Content starts

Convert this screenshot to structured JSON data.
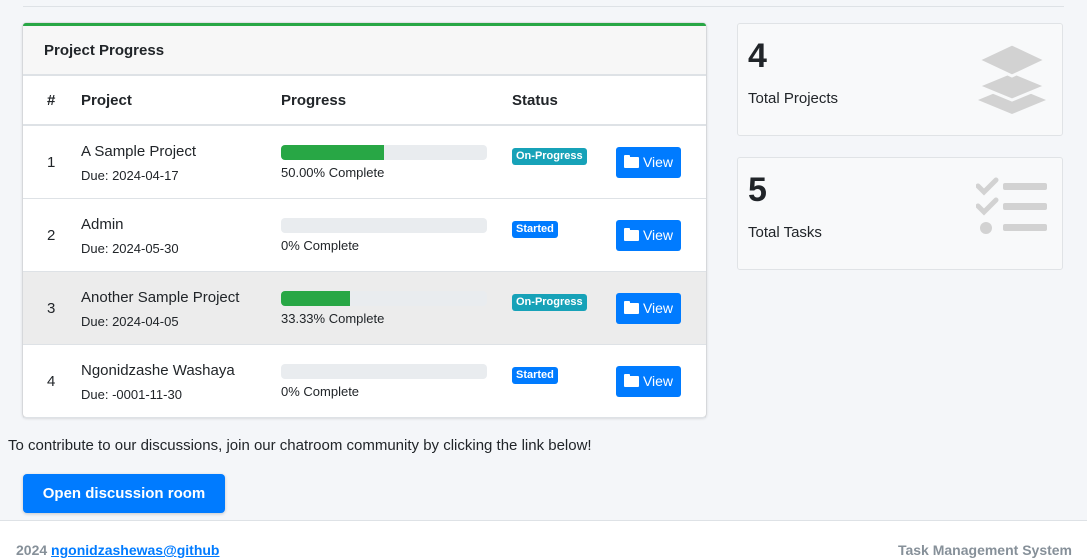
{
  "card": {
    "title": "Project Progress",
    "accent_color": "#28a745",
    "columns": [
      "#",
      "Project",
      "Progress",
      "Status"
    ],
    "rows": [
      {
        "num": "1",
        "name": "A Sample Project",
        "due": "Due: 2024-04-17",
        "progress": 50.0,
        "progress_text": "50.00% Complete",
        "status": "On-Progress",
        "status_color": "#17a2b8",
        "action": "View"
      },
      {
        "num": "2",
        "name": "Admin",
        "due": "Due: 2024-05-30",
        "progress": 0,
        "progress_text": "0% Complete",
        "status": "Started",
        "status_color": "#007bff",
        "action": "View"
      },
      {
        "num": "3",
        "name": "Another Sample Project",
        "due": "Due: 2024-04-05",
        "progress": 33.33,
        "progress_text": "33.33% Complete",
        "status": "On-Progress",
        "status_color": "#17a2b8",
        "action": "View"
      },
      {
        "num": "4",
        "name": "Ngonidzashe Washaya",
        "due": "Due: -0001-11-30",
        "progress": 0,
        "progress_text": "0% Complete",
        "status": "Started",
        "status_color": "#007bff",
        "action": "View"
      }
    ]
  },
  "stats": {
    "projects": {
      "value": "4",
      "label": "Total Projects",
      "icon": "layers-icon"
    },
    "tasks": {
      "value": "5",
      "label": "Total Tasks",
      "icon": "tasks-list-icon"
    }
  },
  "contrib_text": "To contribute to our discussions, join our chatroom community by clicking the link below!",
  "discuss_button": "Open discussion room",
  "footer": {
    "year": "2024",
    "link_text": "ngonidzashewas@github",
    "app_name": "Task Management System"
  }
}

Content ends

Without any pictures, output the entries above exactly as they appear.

Convert this screenshot to structured JSON data.
{
  "card": {
    "title": "Project Progress",
    "accent_color": "#28a745",
    "columns": [
      "#",
      "Project",
      "Progress",
      "Status"
    ],
    "rows": [
      {
        "num": "1",
        "name": "A Sample Project",
        "due": "Due: 2024-04-17",
        "progress": 50.0,
        "progress_text": "50.00% Complete",
        "status": "On-Progress",
        "status_color": "#17a2b8",
        "action": "View"
      },
      {
        "num": "2",
        "name": "Admin",
        "due": "Due: 2024-05-30",
        "progress": 0,
        "progress_text": "0% Complete",
        "status": "Started",
        "status_color": "#007bff",
        "action": "View"
      },
      {
        "num": "3",
        "name": "Another Sample Project",
        "due": "Due: 2024-04-05",
        "progress": 33.33,
        "progress_text": "33.33% Complete",
        "status": "On-Progress",
        "status_color": "#17a2b8",
        "action": "View"
      },
      {
        "num": "4",
        "name": "Ngonidzashe Washaya",
        "due": "Due: -0001-11-30",
        "progress": 0,
        "progress_text": "0% Complete",
        "status": "Started",
        "status_color": "#007bff",
        "action": "View"
      }
    ]
  },
  "stats": {
    "projects": {
      "value": "4",
      "label": "Total Projects",
      "icon": "layers-icon"
    },
    "tasks": {
      "value": "5",
      "label": "Total Tasks",
      "icon": "tasks-list-icon"
    }
  },
  "contrib_text": "To contribute to our discussions, join our chatroom community by clicking the link below!",
  "discuss_button": "Open discussion room",
  "footer": {
    "year": "2024",
    "link_text": "ngonidzashewas@github",
    "app_name": "Task Management System"
  }
}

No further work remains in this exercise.